═══ GIVEN DATA

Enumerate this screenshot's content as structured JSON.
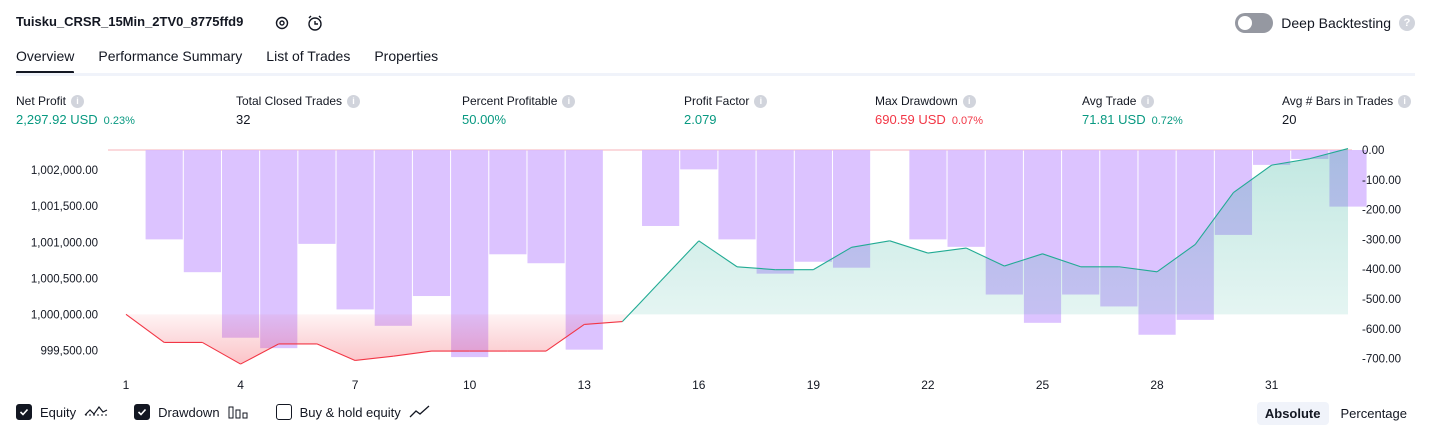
{
  "header": {
    "title": "Tuisku_CRSR_15Min_2TV0_8775ffd9",
    "deep_backtesting_label": "Deep Backtesting",
    "help_glyph": "?"
  },
  "tabs": [
    {
      "label": "Overview",
      "active": true
    },
    {
      "label": "Performance Summary",
      "active": false
    },
    {
      "label": "List of Trades",
      "active": false
    },
    {
      "label": "Properties",
      "active": false
    }
  ],
  "metrics": [
    {
      "label": "Net Profit",
      "value": "2,297.92 USD",
      "pct": "0.23%",
      "tone": "pos"
    },
    {
      "label": "Total Closed Trades",
      "value": "32",
      "pct": "",
      "tone": "neu"
    },
    {
      "label": "Percent Profitable",
      "value": "50.00%",
      "pct": "",
      "tone": "pos"
    },
    {
      "label": "Profit Factor",
      "value": "2.079",
      "pct": "",
      "tone": "pos"
    },
    {
      "label": "Max Drawdown",
      "value": "690.59 USD",
      "pct": "0.07%",
      "tone": "neg"
    },
    {
      "label": "Avg Trade",
      "value": "71.81 USD",
      "pct": "0.72%",
      "tone": "pos"
    },
    {
      "label": "Avg # Bars in Trades",
      "value": "20",
      "pct": "",
      "tone": "neu"
    }
  ],
  "chart_data": {
    "type": "bar",
    "x_ticks": [
      1,
      4,
      7,
      10,
      13,
      16,
      19,
      22,
      25,
      28,
      31
    ],
    "left_axis": {
      "ticks": [
        "1,002,000.00",
        "1,001,500.00",
        "1,001,000.00",
        "1,000,500.00",
        "1,000,000.00",
        "999,500.00"
      ],
      "values": [
        1002000,
        1001500,
        1001000,
        1000500,
        1000000,
        999500
      ],
      "range": [
        999200,
        1002280
      ]
    },
    "right_axis": {
      "ticks": [
        "0.00",
        "-100.00",
        "-200.00",
        "-300.00",
        "-400.00",
        "-500.00",
        "-600.00",
        "-700.00"
      ],
      "values": [
        0,
        -100,
        -200,
        -300,
        -400,
        -500,
        -600,
        -700
      ],
      "range": [
        -745,
        0
      ]
    },
    "series": [
      {
        "name": "Equity",
        "baseline": 1000000,
        "x": [
          1,
          2,
          3,
          4,
          5,
          6,
          7,
          8,
          9,
          10,
          11,
          12,
          13,
          14,
          15,
          16,
          17,
          18,
          19,
          20,
          21,
          22,
          23,
          24,
          25,
          26,
          27,
          28,
          29,
          30,
          31,
          32,
          33
        ],
        "values": [
          1000000,
          999610,
          999610,
          999310,
          999590,
          999590,
          999360,
          999420,
          999490,
          999490,
          999490,
          999490,
          999860,
          999900,
          1000460,
          1001020,
          1000660,
          1000620,
          1000620,
          1000930,
          1001020,
          1000850,
          1000920,
          1000670,
          1000840,
          1000660,
          1000660,
          1000590,
          1000970,
          1001690,
          1002070,
          1002160,
          1002300
        ]
      },
      {
        "name": "Drawdown",
        "x": [
          2,
          3,
          4,
          5,
          6,
          7,
          8,
          9,
          10,
          11,
          12,
          13,
          14,
          15,
          16,
          17,
          18,
          19,
          20,
          21,
          22,
          23,
          24,
          25,
          26,
          27,
          28,
          29,
          30,
          31,
          32,
          33
        ],
        "values": [
          -300,
          -410,
          -630,
          -665,
          -315,
          -535,
          -590,
          -490,
          -695,
          -350,
          -380,
          -670,
          0,
          -255,
          -65,
          -300,
          -415,
          -375,
          -395,
          0,
          -300,
          -325,
          -485,
          -580,
          -485,
          -525,
          -620,
          -570,
          -285,
          -50,
          -30,
          -190
        ]
      }
    ]
  },
  "colors": {
    "equity_line": "#22ab94",
    "equity_fill": "#22ab94",
    "loss_line": "#f23645",
    "drawdown_bar": "#d6b8ff",
    "positive": "#089981",
    "negative": "#f23645"
  },
  "legend": {
    "equity_label": "Equity",
    "drawdown_label": "Drawdown",
    "buy_hold_label": "Buy & hold equity",
    "equity_checked": true,
    "drawdown_checked": true,
    "buy_hold_checked": false
  },
  "modes": {
    "absolute": "Absolute",
    "percentage": "Percentage",
    "active": "Absolute"
  }
}
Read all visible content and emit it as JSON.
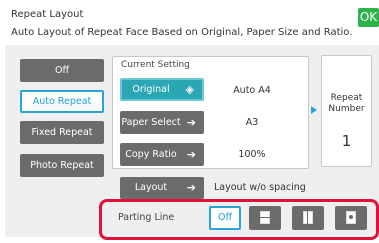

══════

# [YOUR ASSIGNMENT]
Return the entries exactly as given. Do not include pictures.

# [RESPONSE]
Enumerate this screenshot's content as structured JSON.
{
  "header": {
    "title": "Tuisku_CRSR_15Min_2TV0_8775ffd9",
    "deep_backtesting_label": "Deep Backtesting",
    "help_glyph": "?"
  },
  "tabs": [
    {
      "label": "Overview",
      "active": true
    },
    {
      "label": "Performance Summary",
      "active": false
    },
    {
      "label": "List of Trades",
      "active": false
    },
    {
      "label": "Properties",
      "active": false
    }
  ],
  "metrics": [
    {
      "label": "Net Profit",
      "value": "2,297.92 USD",
      "pct": "0.23%",
      "tone": "pos"
    },
    {
      "label": "Total Closed Trades",
      "value": "32",
      "pct": "",
      "tone": "neu"
    },
    {
      "label": "Percent Profitable",
      "value": "50.00%",
      "pct": "",
      "tone": "pos"
    },
    {
      "label": "Profit Factor",
      "value": "2.079",
      "pct": "",
      "tone": "pos"
    },
    {
      "label": "Max Drawdown",
      "value": "690.59 USD",
      "pct": "0.07%",
      "tone": "neg"
    },
    {
      "label": "Avg Trade",
      "value": "71.81 USD",
      "pct": "0.72%",
      "tone": "pos"
    },
    {
      "label": "Avg # Bars in Trades",
      "value": "20",
      "pct": "",
      "tone": "neu"
    }
  ],
  "chart_data": {
    "type": "bar",
    "x_ticks": [
      1,
      4,
      7,
      10,
      13,
      16,
      19,
      22,
      25,
      28,
      31
    ],
    "left_axis": {
      "ticks": [
        "1,002,000.00",
        "1,001,500.00",
        "1,001,000.00",
        "1,000,500.00",
        "1,000,000.00",
        "999,500.00"
      ],
      "values": [
        1002000,
        1001500,
        1001000,
        1000500,
        1000000,
        999500
      ],
      "range": [
        999200,
        1002280
      ]
    },
    "right_axis": {
      "ticks": [
        "0.00",
        "-100.00",
        "-200.00",
        "-300.00",
        "-400.00",
        "-500.00",
        "-600.00",
        "-700.00"
      ],
      "values": [
        0,
        -100,
        -200,
        -300,
        -400,
        -500,
        -600,
        -700
      ],
      "range": [
        -745,
        0
      ]
    },
    "series": [
      {
        "name": "Equity",
        "baseline": 1000000,
        "x": [
          1,
          2,
          3,
          4,
          5,
          6,
          7,
          8,
          9,
          10,
          11,
          12,
          13,
          14,
          15,
          16,
          17,
          18,
          19,
          20,
          21,
          22,
          23,
          24,
          25,
          26,
          27,
          28,
          29,
          30,
          31,
          32,
          33
        ],
        "values": [
          1000000,
          999610,
          999610,
          999310,
          999590,
          999590,
          999360,
          999420,
          999490,
          999490,
          999490,
          999490,
          999860,
          999900,
          1000460,
          1001020,
          1000660,
          1000620,
          1000620,
          1000930,
          1001020,
          1000850,
          1000920,
          1000670,
          1000840,
          1000660,
          1000660,
          1000590,
          1000970,
          1001690,
          1002070,
          1002160,
          1002300
        ]
      },
      {
        "name": "Drawdown",
        "x": [
          2,
          3,
          4,
          5,
          6,
          7,
          8,
          9,
          10,
          11,
          12,
          13,
          14,
          15,
          16,
          17,
          18,
          19,
          20,
          21,
          22,
          23,
          24,
          25,
          26,
          27,
          28,
          29,
          30,
          31,
          32,
          33
        ],
        "values": [
          -300,
          -410,
          -630,
          -665,
          -315,
          -535,
          -590,
          -490,
          -695,
          -350,
          -380,
          -670,
          0,
          -255,
          -65,
          -300,
          -415,
          -375,
          -395,
          0,
          -300,
          -325,
          -485,
          -580,
          -485,
          -525,
          -620,
          -570,
          -285,
          -50,
          -30,
          -190
        ]
      }
    ]
  },
  "colors": {
    "equity_line": "#22ab94",
    "equity_fill": "#22ab94",
    "loss_line": "#f23645",
    "drawdown_bar": "#d6b8ff",
    "positive": "#089981",
    "negative": "#f23645"
  },
  "legend": {
    "equity_label": "Equity",
    "drawdown_label": "Drawdown",
    "buy_hold_label": "Buy & hold equity",
    "equity_checked": true,
    "drawdown_checked": true,
    "buy_hold_checked": false
  },
  "modes": {
    "absolute": "Absolute",
    "percentage": "Percentage",
    "active": "Absolute"
  }
}
Read all visible content and emit it as JSON.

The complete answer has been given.